Element data from apps and pages
····················

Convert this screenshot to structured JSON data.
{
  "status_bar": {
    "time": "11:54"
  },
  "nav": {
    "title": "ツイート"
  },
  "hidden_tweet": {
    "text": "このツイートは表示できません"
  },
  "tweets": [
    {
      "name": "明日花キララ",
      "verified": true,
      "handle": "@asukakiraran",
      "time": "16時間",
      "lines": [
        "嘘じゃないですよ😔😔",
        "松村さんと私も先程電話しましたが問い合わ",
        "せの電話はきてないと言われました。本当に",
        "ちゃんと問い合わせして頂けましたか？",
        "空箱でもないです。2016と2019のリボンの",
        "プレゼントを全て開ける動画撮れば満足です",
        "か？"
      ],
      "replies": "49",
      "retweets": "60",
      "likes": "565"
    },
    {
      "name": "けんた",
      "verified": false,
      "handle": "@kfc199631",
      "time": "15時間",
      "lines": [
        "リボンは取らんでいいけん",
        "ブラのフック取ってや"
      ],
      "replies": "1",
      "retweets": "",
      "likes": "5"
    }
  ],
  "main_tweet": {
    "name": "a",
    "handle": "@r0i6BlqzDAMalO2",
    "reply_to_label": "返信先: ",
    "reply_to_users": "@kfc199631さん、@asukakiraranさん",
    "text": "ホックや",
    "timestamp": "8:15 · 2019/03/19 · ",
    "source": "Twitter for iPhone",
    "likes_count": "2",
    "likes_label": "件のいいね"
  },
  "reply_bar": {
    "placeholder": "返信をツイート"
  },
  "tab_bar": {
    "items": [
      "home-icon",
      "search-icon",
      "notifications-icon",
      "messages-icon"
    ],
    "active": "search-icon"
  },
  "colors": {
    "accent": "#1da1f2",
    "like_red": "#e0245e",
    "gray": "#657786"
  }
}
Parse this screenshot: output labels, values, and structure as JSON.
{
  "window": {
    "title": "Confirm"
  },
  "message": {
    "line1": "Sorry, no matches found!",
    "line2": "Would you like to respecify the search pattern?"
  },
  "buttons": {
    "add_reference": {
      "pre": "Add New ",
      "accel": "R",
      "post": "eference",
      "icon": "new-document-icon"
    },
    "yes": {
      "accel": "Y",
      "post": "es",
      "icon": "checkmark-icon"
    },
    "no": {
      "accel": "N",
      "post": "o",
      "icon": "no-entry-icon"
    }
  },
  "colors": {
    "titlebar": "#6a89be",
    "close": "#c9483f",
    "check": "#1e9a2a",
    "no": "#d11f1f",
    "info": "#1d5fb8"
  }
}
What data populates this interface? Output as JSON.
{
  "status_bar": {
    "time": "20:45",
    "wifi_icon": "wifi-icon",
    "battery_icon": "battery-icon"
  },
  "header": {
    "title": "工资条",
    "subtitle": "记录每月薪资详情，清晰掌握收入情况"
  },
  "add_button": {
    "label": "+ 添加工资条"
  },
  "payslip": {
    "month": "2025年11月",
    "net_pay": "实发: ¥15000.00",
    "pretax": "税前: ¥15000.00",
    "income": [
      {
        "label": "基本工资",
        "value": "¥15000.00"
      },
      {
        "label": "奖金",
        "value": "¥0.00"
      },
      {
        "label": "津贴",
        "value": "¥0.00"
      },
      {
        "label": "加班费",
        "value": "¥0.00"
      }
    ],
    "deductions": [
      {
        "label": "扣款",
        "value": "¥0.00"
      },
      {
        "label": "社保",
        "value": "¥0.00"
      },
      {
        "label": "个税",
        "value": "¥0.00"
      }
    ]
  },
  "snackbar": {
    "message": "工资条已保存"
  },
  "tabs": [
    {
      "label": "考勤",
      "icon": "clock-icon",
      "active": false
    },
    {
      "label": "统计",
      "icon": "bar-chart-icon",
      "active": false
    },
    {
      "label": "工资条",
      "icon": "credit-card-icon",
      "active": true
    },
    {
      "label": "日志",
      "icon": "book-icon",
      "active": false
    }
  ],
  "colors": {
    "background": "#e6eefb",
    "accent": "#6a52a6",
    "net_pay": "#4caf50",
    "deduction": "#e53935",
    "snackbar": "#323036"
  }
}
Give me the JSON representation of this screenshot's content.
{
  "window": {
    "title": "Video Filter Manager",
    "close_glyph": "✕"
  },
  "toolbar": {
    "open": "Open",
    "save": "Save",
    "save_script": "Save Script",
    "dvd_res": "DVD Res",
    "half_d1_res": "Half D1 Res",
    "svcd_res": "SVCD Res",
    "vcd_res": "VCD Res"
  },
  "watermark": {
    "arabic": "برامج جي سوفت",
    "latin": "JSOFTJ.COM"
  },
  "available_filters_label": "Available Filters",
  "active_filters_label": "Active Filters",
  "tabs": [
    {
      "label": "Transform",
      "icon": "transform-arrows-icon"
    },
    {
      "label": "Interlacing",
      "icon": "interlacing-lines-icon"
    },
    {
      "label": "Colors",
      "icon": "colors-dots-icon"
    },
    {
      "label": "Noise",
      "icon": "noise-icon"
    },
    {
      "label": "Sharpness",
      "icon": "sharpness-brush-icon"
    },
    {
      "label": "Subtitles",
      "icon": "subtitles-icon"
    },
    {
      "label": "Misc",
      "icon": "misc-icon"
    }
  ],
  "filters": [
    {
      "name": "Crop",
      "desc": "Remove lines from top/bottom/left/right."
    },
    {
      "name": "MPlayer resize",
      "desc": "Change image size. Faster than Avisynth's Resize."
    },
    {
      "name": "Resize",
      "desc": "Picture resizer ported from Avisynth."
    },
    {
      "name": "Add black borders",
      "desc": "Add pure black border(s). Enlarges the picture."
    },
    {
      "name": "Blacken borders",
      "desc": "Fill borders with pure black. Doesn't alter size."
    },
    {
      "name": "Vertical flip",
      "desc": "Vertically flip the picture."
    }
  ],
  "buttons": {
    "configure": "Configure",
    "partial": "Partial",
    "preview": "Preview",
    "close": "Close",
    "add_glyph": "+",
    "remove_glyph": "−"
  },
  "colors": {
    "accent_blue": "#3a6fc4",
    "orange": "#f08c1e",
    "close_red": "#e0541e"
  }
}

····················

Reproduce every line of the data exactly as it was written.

Convert this screenshot to structured JSON data.
{
  "status_bar": {
    "time": "11:54"
  },
  "nav": {
    "title": "ツイート"
  },
  "hidden_tweet": {
    "text": "このツイートは表示できません"
  },
  "tweets": [
    {
      "name": "明日花キララ",
      "verified": true,
      "handle": "@asukakiraran",
      "time": "16時間",
      "lines": [
        "嘘じゃないですよ😔😔",
        "松村さんと私も先程電話しましたが問い合わ",
        "せの電話はきてないと言われました。本当に",
        "ちゃんと問い合わせして頂けましたか？",
        "空箱でもないです。2016と2019のリボンの",
        "プレゼントを全て開ける動画撮れば満足です",
        "か？"
      ],
      "replies": "49",
      "retweets": "60",
      "likes": "565"
    },
    {
      "name": "けんた",
      "verified": false,
      "handle": "@kfc199631",
      "time": "15時間",
      "lines": [
        "リボンは取らんでいいけん",
        "ブラのフック取ってや"
      ],
      "replies": "1",
      "retweets": "",
      "likes": "5"
    }
  ],
  "main_tweet": {
    "name": "a",
    "handle": "@r0i6BlqzDAMalO2",
    "reply_to_label": "返信先: ",
    "reply_to_users": "@kfc199631さん、@asukakiraranさん",
    "text": "ホックや",
    "timestamp": "8:15 · 2019/03/19 · ",
    "source": "Twitter for iPhone",
    "likes_count": "2",
    "likes_label": "件のいいね"
  },
  "reply_bar": {
    "placeholder": "返信をツイート"
  },
  "tab_bar": {
    "items": [
      "home-icon",
      "search-icon",
      "notifications-icon",
      "messages-icon"
    ],
    "active": "search-icon"
  },
  "colors": {
    "accent": "#1da1f2",
    "like_red": "#e0245e",
    "gray": "#657786"
  }
}
Parse this screenshot: output labels, values, and structure as JSON.
{
  "window": {
    "title": "Confirm"
  },
  "message": {
    "line1": "Sorry, no matches found!",
    "line2": "Would you like to respecify the search pattern?"
  },
  "buttons": {
    "add_reference": {
      "pre": "Add New ",
      "accel": "R",
      "post": "eference",
      "icon": "new-document-icon"
    },
    "yes": {
      "accel": "Y",
      "post": "es",
      "icon": "checkmark-icon"
    },
    "no": {
      "accel": "N",
      "post": "o",
      "icon": "no-entry-icon"
    }
  },
  "colors": {
    "titlebar": "#6a89be",
    "close": "#c9483f",
    "check": "#1e9a2a",
    "no": "#d11f1f",
    "info": "#1d5fb8"
  }
}
What data populates this interface? Output as JSON.
{
  "status_bar": {
    "time": "20:45",
    "wifi_icon": "wifi-icon",
    "battery_icon": "battery-icon"
  },
  "header": {
    "title": "工资条",
    "subtitle": "记录每月薪资详情，清晰掌握收入情况"
  },
  "add_button": {
    "label": "+ 添加工资条"
  },
  "payslip": {
    "month": "2025年11月",
    "net_pay": "实发: ¥15000.00",
    "pretax": "税前: ¥15000.00",
    "income": [
      {
        "label": "基本工资",
        "value": "¥15000.00"
      },
      {
        "label": "奖金",
        "value": "¥0.00"
      },
      {
        "label": "津贴",
        "value": "¥0.00"
      },
      {
        "label": "加班费",
        "value": "¥0.00"
      }
    ],
    "deductions": [
      {
        "label": "扣款",
        "value": "¥0.00"
      },
      {
        "label": "社保",
        "value": "¥0.00"
      },
      {
        "label": "个税",
        "value": "¥0.00"
      }
    ]
  },
  "snackbar": {
    "message": "工资条已保存"
  },
  "tabs": [
    {
      "label": "考勤",
      "icon": "clock-icon",
      "active": false
    },
    {
      "label": "统计",
      "icon": "bar-chart-icon",
      "active": false
    },
    {
      "label": "工资条",
      "icon": "credit-card-icon",
      "active": true
    },
    {
      "label": "日志",
      "icon": "book-icon",
      "active": false
    }
  ],
  "colors": {
    "background": "#e6eefb",
    "accent": "#6a52a6",
    "net_pay": "#4caf50",
    "deduction": "#e53935",
    "snackbar": "#323036"
  }
}
Give me the JSON representation of this screenshot's content.
{
  "window": {
    "title": "Video Filter Manager",
    "close_glyph": "✕"
  },
  "toolbar": {
    "open": "Open",
    "save": "Save",
    "save_script": "Save Script",
    "dvd_res": "DVD Res",
    "half_d1_res": "Half D1 Res",
    "svcd_res": "SVCD Res",
    "vcd_res": "VCD Res"
  },
  "watermark": {
    "arabic": "برامج جي سوفت",
    "latin": "JSOFTJ.COM"
  },
  "available_filters_label": "Available Filters",
  "active_filters_label": "Active Filters",
  "tabs": [
    {
      "label": "Transform",
      "icon": "transform-arrows-icon"
    },
    {
      "label": "Interlacing",
      "icon": "interlacing-lines-icon"
    },
    {
      "label": "Colors",
      "icon": "colors-dots-icon"
    },
    {
      "label": "Noise",
      "icon": "noise-icon"
    },
    {
      "label": "Sharpness",
      "icon": "sharpness-brush-icon"
    },
    {
      "label": "Subtitles",
      "icon": "subtitles-icon"
    },
    {
      "label": "Misc",
      "icon": "misc-icon"
    }
  ],
  "filters": [
    {
      "name": "Crop",
      "desc": "Remove lines from top/bottom/left/right."
    },
    {
      "name": "MPlayer resize",
      "desc": "Change image size. Faster than Avisynth's Resize."
    },
    {
      "name": "Resize",
      "desc": "Picture resizer ported from Avisynth."
    },
    {
      "name": "Add black borders",
      "desc": "Add pure black border(s). Enlarges the picture."
    },
    {
      "name": "Blacken borders",
      "desc": "Fill borders with pure black. Doesn't alter size."
    },
    {
      "name": "Vertical flip",
      "desc": "Vertically flip the picture."
    }
  ],
  "buttons": {
    "configure": "Configure",
    "partial": "Partial",
    "preview": "Preview",
    "close": "Close",
    "add_glyph": "+",
    "remove_glyph": "−"
  },
  "colors": {
    "accent_blue": "#3a6fc4",
    "orange": "#f08c1e",
    "close_red": "#e0541e"
  }
}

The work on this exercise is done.